“My advice to victims of domestic abuse: You are stronger than you believe”

“My advice to victims of domestic abuse: You are stronger than you believe”
15th March 2019 Amanda Bhavnani
Girl looking at domestic abuse leaflet

After eight years with a violent and controlling ex, Rachel* is looking forward to moving with her young son to their “beautiful new home” following support from her Greenfields Neighbourhood Co-ordinator.

“When I first met Dave* a few years before we got together, he seemed like the perfect man. I was really mentally ill when we began a relationship and struggling with self-harm and a strange relationship with my parents.

The relationship very quickly became violent. “It started with pushing and shoving and pinning me against the wall. It escalated into him hitting me and pulling knives on me. He could pick me up and throw me across the room.”

Dave displayed other controlling behaviour, as Rachel recalls: “I wasn’t allowed to see my friends. He said they were all using me. He also made me sleep on the floor and took my shoes and phone so I wouldn’t leave.”

Following a violent attack and a lengthy recovery period, Rachel finally summoned up the courage to leave and went to stay with a friend. During this time, Dave was arrested for breaking into Rachel’s home and causing criminal damage.

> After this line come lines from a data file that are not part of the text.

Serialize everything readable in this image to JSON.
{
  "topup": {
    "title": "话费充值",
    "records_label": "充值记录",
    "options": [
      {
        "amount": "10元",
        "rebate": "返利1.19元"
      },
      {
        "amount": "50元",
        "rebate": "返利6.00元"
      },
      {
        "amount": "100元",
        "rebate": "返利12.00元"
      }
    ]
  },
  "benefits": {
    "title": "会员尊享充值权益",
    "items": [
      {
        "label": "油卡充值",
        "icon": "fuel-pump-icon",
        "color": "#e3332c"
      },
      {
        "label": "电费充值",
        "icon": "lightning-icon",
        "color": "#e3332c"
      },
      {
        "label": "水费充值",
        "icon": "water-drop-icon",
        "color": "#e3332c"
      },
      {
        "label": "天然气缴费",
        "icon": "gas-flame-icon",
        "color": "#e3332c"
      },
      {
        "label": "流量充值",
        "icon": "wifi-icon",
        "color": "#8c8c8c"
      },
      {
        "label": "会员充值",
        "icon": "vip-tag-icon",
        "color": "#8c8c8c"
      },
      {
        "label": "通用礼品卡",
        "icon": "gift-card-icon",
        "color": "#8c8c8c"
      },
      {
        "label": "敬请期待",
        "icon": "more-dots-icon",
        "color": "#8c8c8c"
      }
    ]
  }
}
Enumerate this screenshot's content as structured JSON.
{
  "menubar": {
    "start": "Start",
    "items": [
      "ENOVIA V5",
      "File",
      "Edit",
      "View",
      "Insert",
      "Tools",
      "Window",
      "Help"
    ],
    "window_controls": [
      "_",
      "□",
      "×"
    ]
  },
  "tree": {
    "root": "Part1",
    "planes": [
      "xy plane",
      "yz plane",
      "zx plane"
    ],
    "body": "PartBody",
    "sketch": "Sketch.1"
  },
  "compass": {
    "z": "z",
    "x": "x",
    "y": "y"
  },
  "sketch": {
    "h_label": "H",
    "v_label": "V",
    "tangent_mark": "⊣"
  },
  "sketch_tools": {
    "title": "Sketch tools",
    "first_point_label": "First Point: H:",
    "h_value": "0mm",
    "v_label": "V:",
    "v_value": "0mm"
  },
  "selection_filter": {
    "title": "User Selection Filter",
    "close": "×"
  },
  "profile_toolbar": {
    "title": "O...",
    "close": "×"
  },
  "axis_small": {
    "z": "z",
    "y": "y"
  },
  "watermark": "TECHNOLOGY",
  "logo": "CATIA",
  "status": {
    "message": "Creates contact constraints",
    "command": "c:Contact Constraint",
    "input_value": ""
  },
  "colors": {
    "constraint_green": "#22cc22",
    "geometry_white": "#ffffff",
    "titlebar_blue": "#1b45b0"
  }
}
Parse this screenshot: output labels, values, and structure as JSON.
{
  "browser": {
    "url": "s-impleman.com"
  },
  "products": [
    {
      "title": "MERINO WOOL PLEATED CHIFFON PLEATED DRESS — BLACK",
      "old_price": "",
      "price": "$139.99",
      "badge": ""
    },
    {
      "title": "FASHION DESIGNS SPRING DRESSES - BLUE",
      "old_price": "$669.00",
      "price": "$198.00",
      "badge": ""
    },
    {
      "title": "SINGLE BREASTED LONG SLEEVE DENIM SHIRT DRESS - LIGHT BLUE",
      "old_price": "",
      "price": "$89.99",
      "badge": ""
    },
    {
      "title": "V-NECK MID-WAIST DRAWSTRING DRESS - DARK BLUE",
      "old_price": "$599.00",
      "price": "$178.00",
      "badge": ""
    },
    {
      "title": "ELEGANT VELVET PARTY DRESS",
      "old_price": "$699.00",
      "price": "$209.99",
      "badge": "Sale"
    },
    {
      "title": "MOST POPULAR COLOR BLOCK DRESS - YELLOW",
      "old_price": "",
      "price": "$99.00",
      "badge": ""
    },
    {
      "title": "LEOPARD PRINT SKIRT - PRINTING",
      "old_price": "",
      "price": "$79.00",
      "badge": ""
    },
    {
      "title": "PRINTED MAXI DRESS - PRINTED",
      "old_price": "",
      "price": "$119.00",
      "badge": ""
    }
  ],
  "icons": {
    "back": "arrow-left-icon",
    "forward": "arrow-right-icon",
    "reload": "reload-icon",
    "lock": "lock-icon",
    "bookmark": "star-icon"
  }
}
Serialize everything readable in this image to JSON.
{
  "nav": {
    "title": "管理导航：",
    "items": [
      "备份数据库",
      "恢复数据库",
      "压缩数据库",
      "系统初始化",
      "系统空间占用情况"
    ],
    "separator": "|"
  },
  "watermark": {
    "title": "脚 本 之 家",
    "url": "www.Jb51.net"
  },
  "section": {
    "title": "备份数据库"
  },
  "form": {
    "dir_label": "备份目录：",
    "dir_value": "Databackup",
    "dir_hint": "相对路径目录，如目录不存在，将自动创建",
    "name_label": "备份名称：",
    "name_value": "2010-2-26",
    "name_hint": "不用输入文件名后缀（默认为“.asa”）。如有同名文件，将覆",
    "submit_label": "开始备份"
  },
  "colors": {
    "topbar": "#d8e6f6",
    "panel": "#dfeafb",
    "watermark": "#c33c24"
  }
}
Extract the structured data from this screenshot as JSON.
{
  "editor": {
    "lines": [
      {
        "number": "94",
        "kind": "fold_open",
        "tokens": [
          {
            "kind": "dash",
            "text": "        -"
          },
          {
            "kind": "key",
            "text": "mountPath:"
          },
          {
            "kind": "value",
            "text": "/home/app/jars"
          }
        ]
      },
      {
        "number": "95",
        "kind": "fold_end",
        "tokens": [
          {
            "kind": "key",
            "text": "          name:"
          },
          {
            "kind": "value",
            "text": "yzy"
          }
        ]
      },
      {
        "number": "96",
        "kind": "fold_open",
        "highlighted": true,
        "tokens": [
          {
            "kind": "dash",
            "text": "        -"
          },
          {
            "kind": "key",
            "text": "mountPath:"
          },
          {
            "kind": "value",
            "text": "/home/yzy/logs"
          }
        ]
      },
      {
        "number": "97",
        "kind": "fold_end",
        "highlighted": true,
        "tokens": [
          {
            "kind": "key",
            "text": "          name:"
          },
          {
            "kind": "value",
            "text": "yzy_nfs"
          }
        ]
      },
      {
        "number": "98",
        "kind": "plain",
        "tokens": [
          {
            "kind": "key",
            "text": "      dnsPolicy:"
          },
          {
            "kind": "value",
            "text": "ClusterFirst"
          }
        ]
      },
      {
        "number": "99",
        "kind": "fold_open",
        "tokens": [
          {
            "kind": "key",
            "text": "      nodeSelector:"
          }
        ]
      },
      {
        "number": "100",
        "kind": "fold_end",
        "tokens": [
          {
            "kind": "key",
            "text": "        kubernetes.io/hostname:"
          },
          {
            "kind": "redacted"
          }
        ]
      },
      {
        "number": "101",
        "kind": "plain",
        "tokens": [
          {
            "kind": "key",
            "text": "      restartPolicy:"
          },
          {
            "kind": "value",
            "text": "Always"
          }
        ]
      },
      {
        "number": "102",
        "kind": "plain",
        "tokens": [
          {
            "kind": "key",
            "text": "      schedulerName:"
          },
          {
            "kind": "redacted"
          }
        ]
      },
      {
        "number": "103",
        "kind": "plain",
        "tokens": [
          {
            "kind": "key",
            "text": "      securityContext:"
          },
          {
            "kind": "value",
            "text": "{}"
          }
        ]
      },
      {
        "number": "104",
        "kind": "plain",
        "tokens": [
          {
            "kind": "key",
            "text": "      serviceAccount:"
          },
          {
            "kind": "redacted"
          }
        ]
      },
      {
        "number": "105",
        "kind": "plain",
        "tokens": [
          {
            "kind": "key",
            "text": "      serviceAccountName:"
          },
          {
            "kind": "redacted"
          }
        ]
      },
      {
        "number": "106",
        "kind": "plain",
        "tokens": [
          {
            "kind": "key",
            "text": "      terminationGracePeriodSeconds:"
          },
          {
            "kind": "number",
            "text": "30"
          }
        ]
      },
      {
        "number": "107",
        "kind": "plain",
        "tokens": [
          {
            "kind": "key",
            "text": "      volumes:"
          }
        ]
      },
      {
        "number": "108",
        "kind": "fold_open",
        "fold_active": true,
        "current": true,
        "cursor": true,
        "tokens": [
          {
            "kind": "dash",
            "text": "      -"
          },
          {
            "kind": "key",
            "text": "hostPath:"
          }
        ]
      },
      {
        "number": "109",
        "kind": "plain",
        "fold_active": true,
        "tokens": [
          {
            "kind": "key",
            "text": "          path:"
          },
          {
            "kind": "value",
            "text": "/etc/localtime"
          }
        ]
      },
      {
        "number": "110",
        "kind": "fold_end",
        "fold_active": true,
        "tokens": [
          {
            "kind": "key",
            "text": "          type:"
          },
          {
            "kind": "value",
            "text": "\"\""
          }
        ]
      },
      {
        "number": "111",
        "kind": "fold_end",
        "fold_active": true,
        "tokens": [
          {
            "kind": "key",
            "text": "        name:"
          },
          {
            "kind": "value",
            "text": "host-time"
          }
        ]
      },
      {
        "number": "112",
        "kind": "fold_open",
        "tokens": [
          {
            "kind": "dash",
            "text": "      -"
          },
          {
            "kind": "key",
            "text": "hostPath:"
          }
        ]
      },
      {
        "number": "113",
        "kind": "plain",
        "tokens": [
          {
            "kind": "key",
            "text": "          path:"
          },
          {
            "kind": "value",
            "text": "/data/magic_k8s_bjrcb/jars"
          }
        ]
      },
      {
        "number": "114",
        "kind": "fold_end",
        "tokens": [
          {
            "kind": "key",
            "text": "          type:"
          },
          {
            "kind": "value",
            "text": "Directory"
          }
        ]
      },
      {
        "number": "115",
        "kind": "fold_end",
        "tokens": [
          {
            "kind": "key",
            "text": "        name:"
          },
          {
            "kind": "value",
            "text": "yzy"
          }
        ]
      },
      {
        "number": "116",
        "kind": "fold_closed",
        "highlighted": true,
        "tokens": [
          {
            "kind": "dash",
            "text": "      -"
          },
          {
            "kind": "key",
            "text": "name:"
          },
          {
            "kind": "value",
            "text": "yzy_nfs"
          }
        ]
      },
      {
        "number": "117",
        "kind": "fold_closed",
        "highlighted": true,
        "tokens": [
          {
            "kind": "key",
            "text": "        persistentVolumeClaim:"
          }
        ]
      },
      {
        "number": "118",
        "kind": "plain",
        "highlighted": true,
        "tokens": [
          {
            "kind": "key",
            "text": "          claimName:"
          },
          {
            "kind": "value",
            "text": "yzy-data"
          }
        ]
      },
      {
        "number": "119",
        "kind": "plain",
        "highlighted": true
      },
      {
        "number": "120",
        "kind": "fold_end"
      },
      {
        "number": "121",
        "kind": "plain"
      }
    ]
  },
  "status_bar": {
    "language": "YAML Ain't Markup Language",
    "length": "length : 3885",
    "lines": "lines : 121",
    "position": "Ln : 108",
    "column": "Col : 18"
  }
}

Soon, his friends and family began contacting Rachel, saying he had learnt the error of his ways and was distressed and broken. Rachel resisted, but eventually agreed to meet him again just a few months after she had left him.

“He put on a good show; begging and crying. I saw the potential for him to be a good person and we ended up getting back together. The following year our son was born.”

When Dave heard news of the pregnancy, he immediately became very angry. It was only when Rachel threatened to leave that he decided to stay. She said: “He treated me like a princess throughout the whole pregnancy.”

Once their son was born, Dave switched back to his old ways. But it wasn’t until he was violent with their son last year that Rachel knew she had to leave.

She told him to get out: “I said I would fight him. It was the first time I had stood up for myself. He took it very badly and kicked my door down, but did eventually leave. I immediately called the police who were there five minutes later. They traced him and he was prosecuted.”

It was at this point that Rachel met Gary Brown, her Neighbourhood Co-ordinator at Greenfields. “I can’t thank Greenfields and the Police enough. They changed my locks when they knew Dave had been breaking in when I was asleep. I didn’t feel safe and Gary fought tooth and nail for us to get a new home. He didn’t give up on us when I’d given up; I can’t fault him.”

This month, Rachel and her son are moving to a “perfect” house. She also plans to go to college and would like to “become a Support Worker for people who have gone through something like me”.

She says: “One of my friends has contacted Safer Places because of what I did and is in the process of leaving her violent partner. My advice to anyone in the same situation to mine is to know your worth. You are stronger than you believe and more loved than you know.”

For more information about support available, visit this page: Domestic Abuse

You can report domestic abuse in confidence by calling Essex Police on the emergency number: 999, non-emergencies number: 101, or by calling 01376 535400 if you are a Greenfields resident.

Greenfield is a member of the Make a Stand campaign, a national movement tackling Domestic Abuse. Find out by clicking on this link: Greenfields joins national movement against domestic abuse

*names have been changed